Rev. B 1985, 32, 7988; c) A. Y. Liu, M. L. Cohen, Science 1989,
245, 841 ? 842.
[3] F. Goettmann, A. Fischer, M. Antonietti, A. Thomas, Angew.
Chem. 2006, 118, 4579 ? 4583; Angew. Chem. Int. Ed. 2006, 45,
4467 ? 4471.
[4] E. Ott, E. Ohse, Ber. Dtsch. Chem. Ges. B 1921, 54, 179 ? 186.
[5] a) M. H. V. Huynh, M. A. Hiskey, J. G. Archuleta, E. L. Roemer,
R. Gilardi, Angew. Chem. 2004, 116, 5776 ? 5779; Angew. Chem.
Int. Ed. 2004, 43, 5658 ? 5661; b) M. H. V. Huynh, M. A. Hiskey,
D. E. Chavez, D. L. Naud, R. D. Gilardi, J. Am. Chem. Soc. 2005,
127, 12537 ? 12543; c) M. H. V. Huynh, M. A. Hiskey, E. L.
Hartline, D. P. Montoya, R. Gilardi, Angew. Chem. 2004, 116,
5032 ? 5036; Angew. Chem. Int. Ed. 2004, 43, 4924 ? 4928; d) J.
Stierstorfer, T. M. Klaptke, A. Hammerl, R. D. Chapman, Z.
Anorg. Allg. Chem. 2008, 634, 1051 ? 1057; e) T. M. Klaptke, B.
Krumm in Organic Azides: Syntheses and Application (Eds.: S.
Brse, K. Banert), Wiley, Hoboken, 2010, pp. 391 ? 411.
[6] J. Neutz, O. Grosshardt, S. Schufele, H. Schuppler, W.
Schweikert, Propellants Explos. Pyrotech. 2003, 28, 181 ? 188.
[7] C. Knapp, J. Passmore, Angew. Chem. 2004, 116, 4938 ? 4941;
Angew. Chem. Int. Ed. 2004, 43, 4834 ? 4836.
[8] K. Banert, Y. H. Joo, T. Rffer, B. Walfort, H. Lang, Angew.
Chem. 2007, 119, 1187 ? 1190; Angew. Chem. Int. Ed. 2007, 46,
1168 ? 1171.
[9] C. J. Grundmann, W. J. Schnabel (O.M.C. Corp.), US 2290412,
[10] J. B. Ledgard, The Preparatory Manual of Explosives?a Laboratory Manual, Paranoid Publications Group, Columbus, OH,
2003, pp. 81 ? 82.
[11] J. C. Glvez-Ruiz, G. Holl, K. Karaghiosoff, T. M. Klaptke, K.
Lhnwitz, P. Mayer, H. Nth, K. Polborn, C. J. Rohbogner, M.

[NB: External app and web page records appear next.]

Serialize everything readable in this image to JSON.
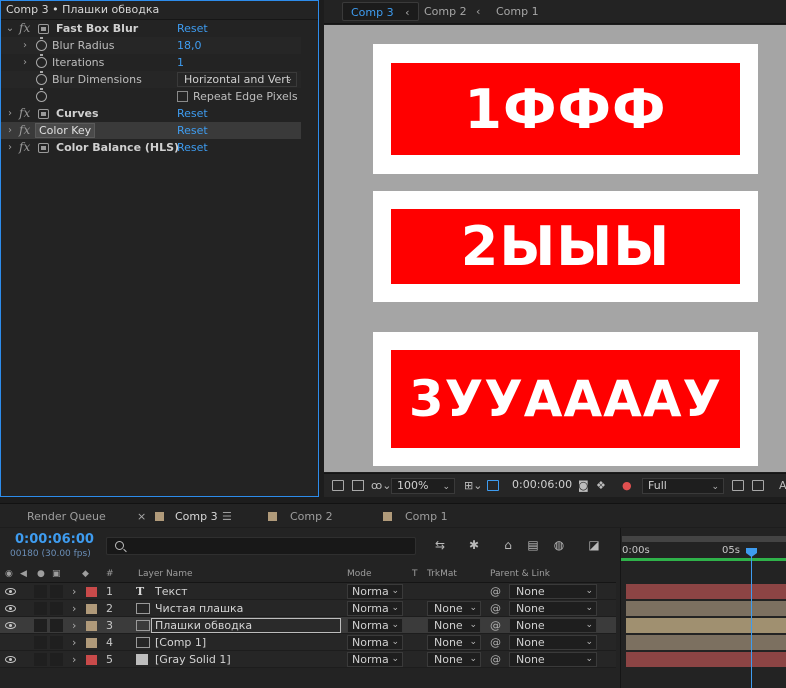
{
  "effect_controls": {
    "header": "Comp 3 • Плашки обводка",
    "effects": [
      {
        "name": "Fast Box Blur",
        "reset": "Reset",
        "properties": [
          {
            "name": "Blur Radius",
            "value": "18,0"
          },
          {
            "name": "Iterations",
            "value": "1"
          },
          {
            "name": "Blur Dimensions",
            "value": "Horizontal and Vert"
          },
          {
            "name": "",
            "checkbox_label": "Repeat Edge Pixels",
            "checked": false
          }
        ]
      },
      {
        "name": "Curves",
        "reset": "Reset"
      },
      {
        "name": "Color Key",
        "reset": "Reset"
      },
      {
        "name": "Color Balance (HLS)",
        "reset": "Reset"
      }
    ]
  },
  "composition": {
    "tabs": [
      "Comp 3",
      "Comp 2",
      "Comp 1"
    ],
    "plates": [
      "1ФФФ",
      "2ЫЫЫ",
      "3УУААААУ"
    ],
    "colors": {
      "plate_red": "#ff0000",
      "plate_white": "#ffffff",
      "background": "#a5a5a5"
    },
    "toolbar": {
      "zoom": "100%",
      "timecode": "0:00:06:00",
      "resolution": "Full",
      "trailing": "A"
    }
  },
  "timeline": {
    "tabs": [
      {
        "label": "Render Queue"
      },
      {
        "label": "Comp 3",
        "swatch": "#b09a7a"
      },
      {
        "label": "Comp 2",
        "swatch": "#b09a7a"
      },
      {
        "label": "Comp 1",
        "swatch": "#b09a7a"
      }
    ],
    "timecode": "0:00:06:00",
    "frames": "00180 (30.00 fps)",
    "columns": {
      "hash": "#",
      "layer_name": "Layer Name",
      "mode": "Mode",
      "t": "T",
      "trkmat": "TrkMat",
      "parent": "Parent & Link"
    },
    "layers": [
      {
        "num": "1",
        "name": "Текст",
        "type": "text",
        "label": "#c94a4a",
        "mode": "Norma",
        "trkmat": "",
        "parent": "None",
        "bar": "#8c4444"
      },
      {
        "num": "2",
        "name": "Чистая плашка",
        "type": "comp",
        "label": "#b09a7a",
        "mode": "Norma",
        "trkmat": "None",
        "parent": "None",
        "bar": "#7c7060"
      },
      {
        "num": "3",
        "name": "Плашки обводка",
        "type": "comp",
        "label": "#b09a7a",
        "mode": "Norma",
        "trkmat": "None",
        "parent": "None",
        "bar": "#a09070"
      },
      {
        "num": "4",
        "name": "[Comp 1]",
        "type": "comp",
        "label": "#b09a7a",
        "mode": "Norma",
        "trkmat": "None",
        "parent": "None",
        "bar": "#7c7060"
      },
      {
        "num": "5",
        "name": "[Gray Solid 1]",
        "type": "solid",
        "label": "#c94a4a",
        "mode": "Norma",
        "trkmat": "None",
        "parent": "None",
        "bar": "#8c4444"
      }
    ],
    "ruler": {
      "start": "0:00s",
      "mark": "05s"
    }
  }
}
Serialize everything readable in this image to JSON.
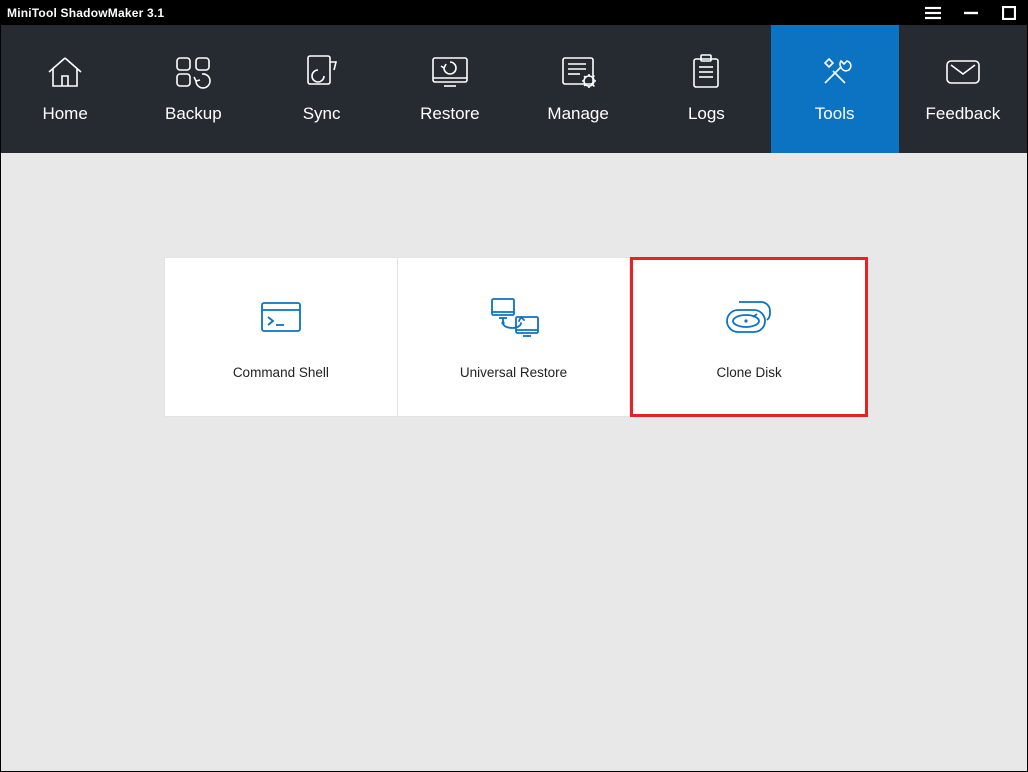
{
  "window": {
    "title": "MiniTool ShadowMaker 3.1"
  },
  "nav": {
    "items": [
      {
        "label": "Home"
      },
      {
        "label": "Backup"
      },
      {
        "label": "Sync"
      },
      {
        "label": "Restore"
      },
      {
        "label": "Manage"
      },
      {
        "label": "Logs"
      },
      {
        "label": "Tools",
        "active": true
      },
      {
        "label": "Feedback"
      }
    ]
  },
  "tools": {
    "cards": [
      {
        "label": "Command Shell"
      },
      {
        "label": "Universal Restore"
      },
      {
        "label": "Clone Disk",
        "highlight": true
      }
    ]
  },
  "colors": {
    "accent": "#0b73c2",
    "highlight": "#e32424",
    "navbg": "#262b31",
    "bg": "#e8e8e8"
  }
}
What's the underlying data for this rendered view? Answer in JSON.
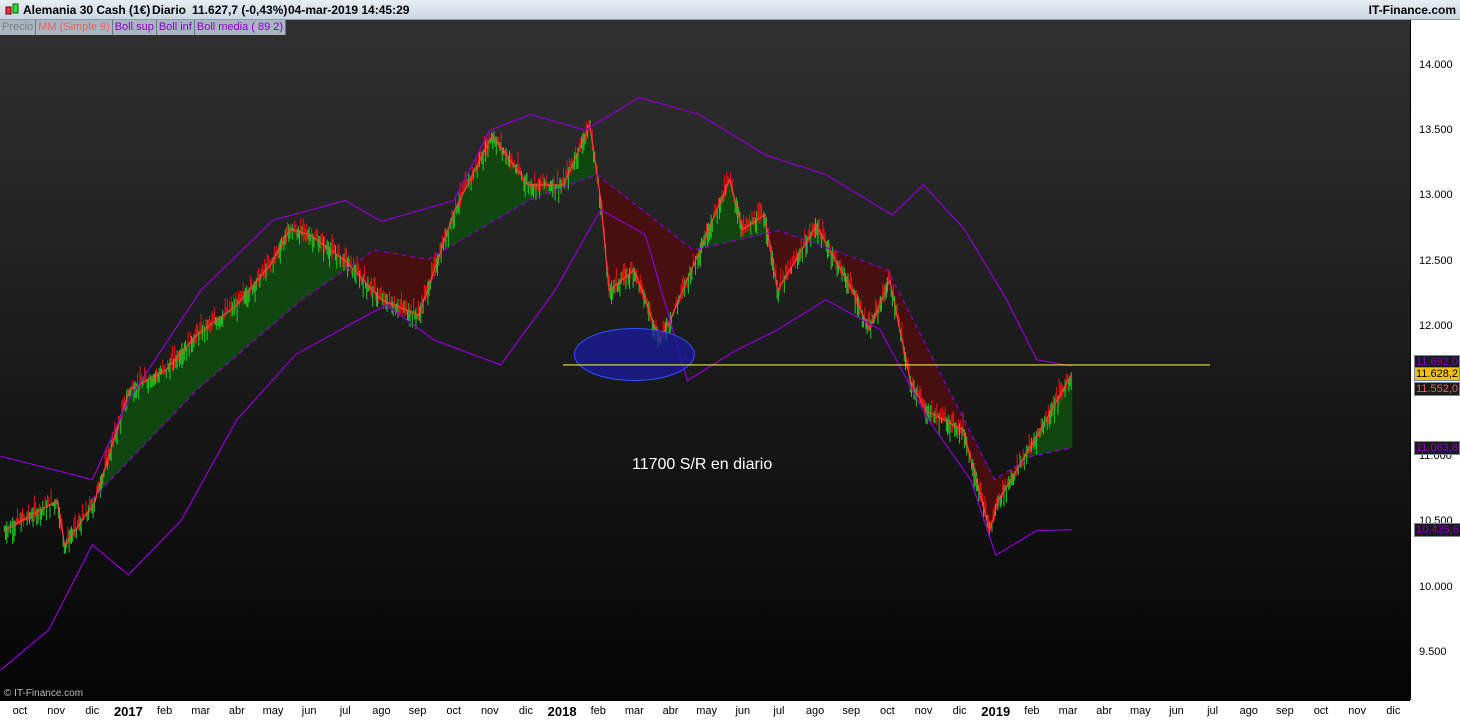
{
  "header": {
    "instrument": "Alemania 30 Cash (1€)",
    "period": "Diario",
    "price": "11.627,7 (-0,43%)",
    "datetime": "04-mar-2019 14:45:29",
    "brand": "IT-Finance.com",
    "logo_icon": "candlestick-icon"
  },
  "legend": [
    {
      "label": "Precio",
      "color": "#7d7d7d"
    },
    {
      "label": "MM (Simple 9)",
      "color": "#e86060"
    },
    {
      "label": "Boll sup",
      "color": "#8a00c8"
    },
    {
      "label": "Boll inf",
      "color": "#8a00c8"
    },
    {
      "label": "Boll media ( 89 2)",
      "color": "#8a00c8"
    }
  ],
  "watermark": "© IT-Finance.com",
  "annotation": "11700 S/R en diario",
  "colors": {
    "bull": "#22cc22",
    "bear": "#ee1111",
    "band": "#8a00c8",
    "ma": "#ff4040",
    "fill_up": "#0e4a0e",
    "fill_down": "#4a0e0e",
    "sr_line": "#e8e830",
    "ellipse": "#1a1aa0"
  },
  "chart_data": {
    "type": "line",
    "ylim": [
      9000,
      14500
    ],
    "y_ticks": [
      "14.000",
      "13.500",
      "13.000",
      "12.500",
      "12.000",
      "11.500",
      "11.000",
      "10.500",
      "10.000",
      "9.500"
    ],
    "y_tick_values": [
      14000,
      13500,
      13000,
      12500,
      12000,
      11500,
      11000,
      10500,
      10000,
      9500
    ],
    "x_ticks": [
      "oct",
      "nov",
      "dic",
      "2017",
      "feb",
      "mar",
      "abr",
      "may",
      "jun",
      "jul",
      "ago",
      "sep",
      "oct",
      "nov",
      "dic",
      "2018",
      "feb",
      "mar",
      "abr",
      "may",
      "jun",
      "jul",
      "ago",
      "sep",
      "oct",
      "nov",
      "dic",
      "2019",
      "feb",
      "mar",
      "abr",
      "may",
      "jun",
      "jul",
      "ago",
      "sep",
      "oct",
      "nov",
      "dic"
    ],
    "support_resistance": 11700,
    "ellipse_center": {
      "date": "2018-03-01",
      "value": 11780
    },
    "last_values": [
      {
        "label": "11.692,0",
        "color": "#8a00c8"
      },
      {
        "label": "11.628,2",
        "color": "#000",
        "bg": "#f5c000"
      },
      {
        "label": "11.552,0",
        "color": "#e86060"
      },
      {
        "label": "11.063,8",
        "color": "#8a00c8"
      },
      {
        "label": "10.435,6",
        "color": "#8a00c8"
      }
    ],
    "last_value_levels": [
      11692,
      11628.2,
      11552,
      11063.8,
      10435.6
    ],
    "series": [
      {
        "name": "Precio",
        "points": [
          [
            "2016-09-18",
            10430
          ],
          [
            "2016-11-02",
            10660
          ],
          [
            "2016-11-08",
            10320
          ],
          [
            "2016-12-02",
            10630
          ],
          [
            "2017-01-02",
            11510
          ],
          [
            "2017-02-02",
            11660
          ],
          [
            "2017-02-28",
            11930
          ],
          [
            "2017-04-01",
            12160
          ],
          [
            "2017-04-29",
            12470
          ],
          [
            "2017-05-15",
            12740
          ],
          [
            "2017-06-01",
            12700
          ],
          [
            "2017-07-01",
            12500
          ],
          [
            "2017-08-01",
            12200
          ],
          [
            "2017-09-02",
            12080
          ],
          [
            "2017-10-02",
            12890
          ],
          [
            "2017-11-03",
            13460
          ],
          [
            "2017-12-03",
            13080
          ],
          [
            "2018-01-02",
            13080
          ],
          [
            "2018-01-24",
            13540
          ],
          [
            "2018-02-03",
            12970
          ],
          [
            "2018-02-10",
            12270
          ],
          [
            "2018-03-01",
            12430
          ],
          [
            "2018-03-22",
            11890
          ],
          [
            "2018-04-01",
            12050
          ],
          [
            "2018-04-29",
            12660
          ],
          [
            "2018-05-20",
            13120
          ],
          [
            "2018-06-01",
            12740
          ],
          [
            "2018-06-19",
            12850
          ],
          [
            "2018-06-30",
            12270
          ],
          [
            "2018-08-02",
            12770
          ],
          [
            "2018-09-02",
            12270
          ],
          [
            "2018-09-16",
            11970
          ],
          [
            "2018-10-03",
            12350
          ],
          [
            "2018-10-20",
            11580
          ],
          [
            "2018-11-03",
            11350
          ],
          [
            "2018-12-04",
            11200
          ],
          [
            "2018-12-26",
            10430
          ],
          [
            "2019-01-03",
            10660
          ],
          [
            "2019-02-03",
            11120
          ],
          [
            "2019-03-04",
            11628
          ]
        ]
      },
      {
        "name": "Boll sup",
        "points": [
          [
            "2016-09-15",
            11000
          ],
          [
            "2016-12-01",
            10820
          ],
          [
            "2017-01-01",
            11430
          ],
          [
            "2017-03-01",
            12270
          ],
          [
            "2017-05-01",
            12810
          ],
          [
            "2017-07-01",
            12960
          ],
          [
            "2017-08-01",
            12800
          ],
          [
            "2017-10-01",
            12960
          ],
          [
            "2017-11-01",
            13500
          ],
          [
            "2017-12-05",
            13620
          ],
          [
            "2018-01-20",
            13500
          ],
          [
            "2018-03-05",
            13750
          ],
          [
            "2018-04-25",
            13620
          ],
          [
            "2018-06-20",
            13310
          ],
          [
            "2018-08-10",
            13160
          ],
          [
            "2018-10-05",
            12850
          ],
          [
            "2018-11-01",
            13080
          ],
          [
            "2018-12-05",
            12740
          ],
          [
            "2019-01-10",
            12200
          ],
          [
            "2019-02-05",
            11740
          ],
          [
            "2019-03-04",
            11692
          ]
        ]
      },
      {
        "name": "Boll inf",
        "points": [
          [
            "2016-09-15",
            9360
          ],
          [
            "2016-10-25",
            9670
          ],
          [
            "2016-12-01",
            10320
          ],
          [
            "2017-01-01",
            10090
          ],
          [
            "2017-02-15",
            10510
          ],
          [
            "2017-04-01",
            11280
          ],
          [
            "2017-05-20",
            11780
          ],
          [
            "2017-07-05",
            12010
          ],
          [
            "2017-08-05",
            12160
          ],
          [
            "2017-09-15",
            11890
          ],
          [
            "2017-11-10",
            11700
          ],
          [
            "2017-12-25",
            12270
          ],
          [
            "2018-02-03",
            12890
          ],
          [
            "2018-03-10",
            12700
          ],
          [
            "2018-04-15",
            11580
          ],
          [
            "2018-05-25",
            11810
          ],
          [
            "2018-06-30",
            11970
          ],
          [
            "2018-08-10",
            12200
          ],
          [
            "2018-09-25",
            11970
          ],
          [
            "2018-11-05",
            11280
          ],
          [
            "2018-12-10",
            10820
          ],
          [
            "2019-01-01",
            10240
          ],
          [
            "2019-02-05",
            10430
          ],
          [
            "2019-03-04",
            10436
          ]
        ]
      },
      {
        "name": "Boll media",
        "points": [
          [
            "2016-12-01",
            10670
          ],
          [
            "2017-02-28",
            11510
          ],
          [
            "2017-05-25",
            12200
          ],
          [
            "2017-07-25",
            12580
          ],
          [
            "2017-09-10",
            12510
          ],
          [
            "2017-12-05",
            12970
          ],
          [
            "2018-01-30",
            13160
          ],
          [
            "2018-04-20",
            12580
          ],
          [
            "2018-07-01",
            12730
          ],
          [
            "2018-10-01",
            12430
          ],
          [
            "2018-12-30",
            10820
          ],
          [
            "2019-02-01",
            11000
          ],
          [
            "2019-03-04",
            11064
          ]
        ]
      }
    ]
  }
}
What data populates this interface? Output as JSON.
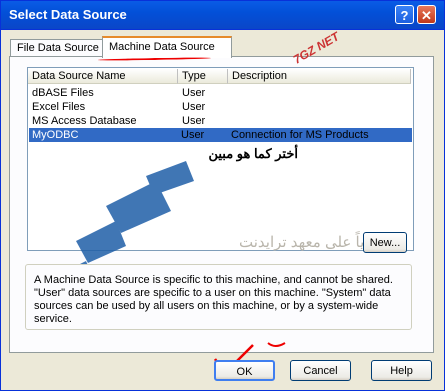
{
  "window": {
    "title": "Select Data Source",
    "help_glyph": "?",
    "close_glyph": "✕"
  },
  "tabs": [
    {
      "label": "File Data Source"
    },
    {
      "label": "Machine Data Source"
    }
  ],
  "table": {
    "headers": [
      "Data Source Name",
      "Type",
      "Description"
    ],
    "rows": [
      {
        "name": "dBASE Files",
        "type": "User",
        "desc": ""
      },
      {
        "name": "Excel Files",
        "type": "User",
        "desc": ""
      },
      {
        "name": "MS Access Database",
        "type": "User",
        "desc": ""
      },
      {
        "name": "MyODBC",
        "type": "User",
        "desc": "Connection for MS Products"
      }
    ]
  },
  "annotation": "أختر كما هو مبين",
  "watermark": {
    "arabic": "حصرياً على معهد ترايدنت",
    "site": "7GZ NET"
  },
  "buttons": {
    "new": "New...",
    "ok": "OK",
    "cancel": "Cancel",
    "help": "Help"
  },
  "info_text": "A Machine Data Source is specific to this machine, and cannot be shared. \"User\" data sources are specific to a user on this machine.  \"System\" data sources can be used by all users on this machine, or by a system-wide service.",
  "colors": {
    "selection": "#316ac5",
    "title_bar": "#0a5ce6",
    "annotation_red": "#e00000",
    "logo_blue": "#1f5fa8"
  }
}
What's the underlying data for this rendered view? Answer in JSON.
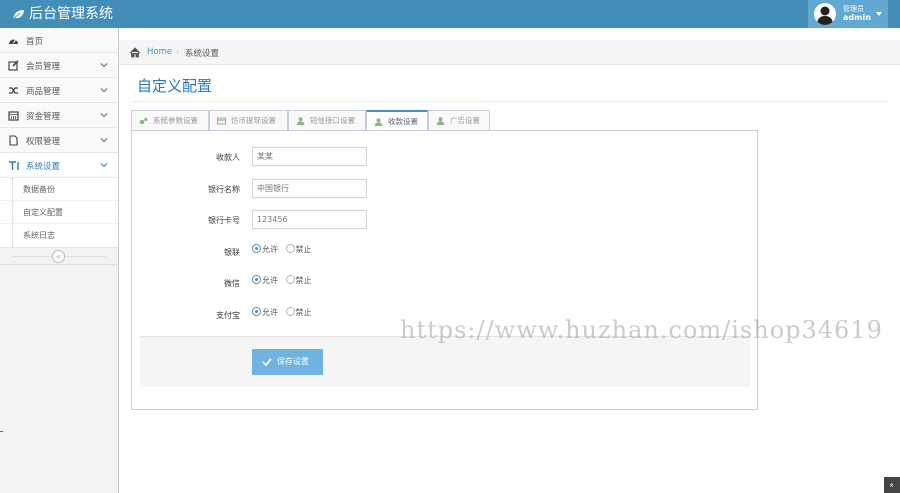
{
  "app": {
    "title": "后台管理系统"
  },
  "user": {
    "role": "管理员",
    "name": "admin"
  },
  "sidebar": {
    "items": [
      {
        "label": "首页",
        "icon": "dashboard-icon"
      },
      {
        "label": "会员管理",
        "icon": "edit-icon"
      },
      {
        "label": "商品管理",
        "icon": "random-icon"
      },
      {
        "label": "资金管理",
        "icon": "calendar-icon"
      },
      {
        "label": "权限管理",
        "icon": "file-icon"
      },
      {
        "label": "系统设置",
        "icon": "text-height-icon"
      }
    ],
    "subitems": [
      {
        "label": "数据备份"
      },
      {
        "label": "自定义配置"
      },
      {
        "label": "系统日志"
      }
    ],
    "collapse_glyph": "«"
  },
  "breadcrumb": {
    "home": "Home",
    "separator": "›",
    "current": "系统设置"
  },
  "page": {
    "title": "自定义配置"
  },
  "tabs": [
    {
      "label": "系统参数设置",
      "icon": "cogs-icon"
    },
    {
      "label": "仿币提现设置",
      "icon": "credit-card-icon"
    },
    {
      "label": "短信接口设置",
      "icon": "user-icon"
    },
    {
      "label": "收款设置",
      "icon": "user-icon",
      "active": true
    },
    {
      "label": "广告设置",
      "icon": "user-icon"
    }
  ],
  "form": {
    "payee": {
      "label": "收款人",
      "placeholder": "某某"
    },
    "bank_name": {
      "label": "银行名称",
      "placeholder": "中国银行"
    },
    "bank_card": {
      "label": "银行卡号",
      "placeholder": "123456"
    },
    "unionpay": {
      "label": "银联",
      "options": [
        "允许",
        "禁止"
      ],
      "selected": "允许"
    },
    "wechat": {
      "label": "微信",
      "options": [
        "允许",
        "禁止"
      ],
      "selected": "允许"
    },
    "alipay": {
      "label": "支付宝",
      "options": [
        "允许",
        "禁止"
      ],
      "selected": "允许"
    },
    "save_label": "保存设置"
  },
  "watermark": "https://www.huzhan.com/ishop34619",
  "scroll_top_glyph": "»",
  "colors": {
    "navbar": "#438eb9",
    "accent": "#2679b5",
    "button": "#6fb3e0"
  }
}
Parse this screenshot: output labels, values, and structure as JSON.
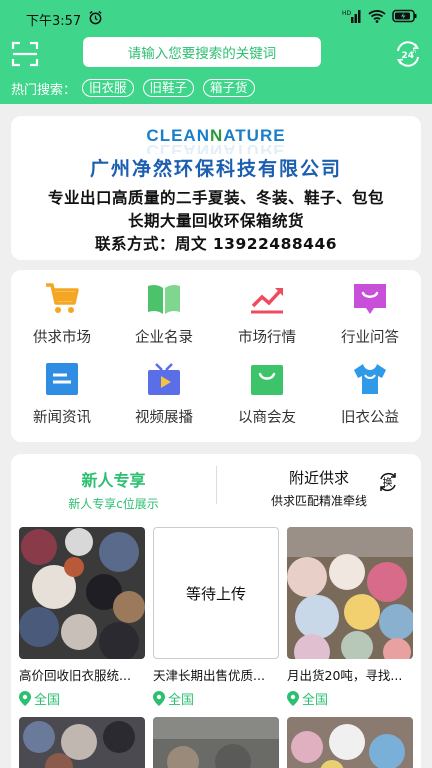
{
  "status_bar": {
    "time": "下午3:57"
  },
  "header": {
    "search_placeholder": "请输入您要搜索的关键词",
    "hot_label": "热门搜索：",
    "hot_tags": [
      "旧衣服",
      "旧鞋子",
      "箱子货"
    ]
  },
  "banner": {
    "logo_part1": "CLEAN",
    "logo_part2": "N",
    "logo_part3": "ATURE",
    "company": "广州净然环保科技有限公司",
    "line1": "专业出口高质量的二手夏装、冬装、鞋子、包包",
    "line2": "长期大量回收环保箱统货",
    "line3": "联系方式：周文 13922488446"
  },
  "categories": [
    {
      "label": "供求市场",
      "icon": "cart-icon",
      "color": "#f5a623"
    },
    {
      "label": "企业名录",
      "icon": "book-icon",
      "color": "#4cc36a"
    },
    {
      "label": "市场行情",
      "icon": "trend-chart-icon",
      "color": "#ef4b5f"
    },
    {
      "label": "行业问答",
      "icon": "chat-bubble-icon",
      "color": "#c84fd8"
    },
    {
      "label": "新闻资讯",
      "icon": "news-icon",
      "color": "#2f8de4"
    },
    {
      "label": "视频展播",
      "icon": "tv-icon",
      "color": "#5a6ee8"
    },
    {
      "label": "以商会友",
      "icon": "bag-icon",
      "color": "#3dc46a"
    },
    {
      "label": "旧衣公益",
      "icon": "tshirt-icon",
      "color": "#2f9be8"
    }
  ],
  "feed": {
    "tab_new_title": "新人专享",
    "tab_new_sub": "新人专享c位展示",
    "tab_nearby_title": "附近供求",
    "tab_nearby_sub": "供求匹配精准牵线",
    "swap_label": "换",
    "placeholder_text": "等待上传",
    "products": [
      {
        "title": "高价回收旧衣服统...",
        "location": "全国"
      },
      {
        "title": "天津长期出售优质...",
        "location": "全国"
      },
      {
        "title": "月出货20吨，寻找...",
        "location": "全国"
      }
    ]
  },
  "colors": {
    "brand_green": "#3fd68c",
    "accent_green": "#2bbf70"
  }
}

Suter, J. J. Weigand, Inorg. Chem. 2005, 44, 4237 ? 4253.
[12] Details of the synthesis and the characterization of compound 1
along with the complete compilation of analytical data are
included in the Supporting Information.
[13] A compilation of the crystallographic data can be found in the
Supporting Information.
[14] CCDC 693485 contains the supplementary crystallographic data
for this paper. These data can be obtained free of charge from
The Cambridge Crystallographic Data Centre via www.ccdc.
[15] A. F. Hollemann, E. Wiberg, Lehrbuch der Anorganischen
Chemie, 101st Edition, de Gruyter, New York, 1999.
[16] Gaussian 09 (Revision A.1): M. J. Frisch et al. (see the Supporting Information).
[17] Additional illustrations of the packing scheme of the crystal
structure along the a and b axis are given in the Supporting
[18] H. A. Witek, M. Keiji, J. Comp. Chem. THEOCHEM 2004, 25,
1858 ? 1864.
[19] a) B. M. Rice, J. J. Hare, J. Phys. Chem. A 2002, 106, 1770; b) P.
Politzer, J. S. Murray in Theoretical and computational chemistry,
Vol. 6 (Eds.: Z. B. Maksic, W. J. Orville-Thomas), Elsevier, 1999,
pp. 347 ? 363; c) P. Politzer, J. S. Murray, J. M. Seminario, P. Lane,
M. E. Grice, M. C. Concha, J. Mol. Struct. 2001, 573, 1; d) J. S.
Murray, P. Lane, P. Politzer, Mol. Phys. 1998, 93, 187.
2011 Wiley-VCH Verlag GmbH & Co. KGaA, Weinheim
Без категории
Размер файла
403 Кб
energetic, sensitive, c2n14, highly, binar, azidotetrazole
Пожаловаться на содержимое документа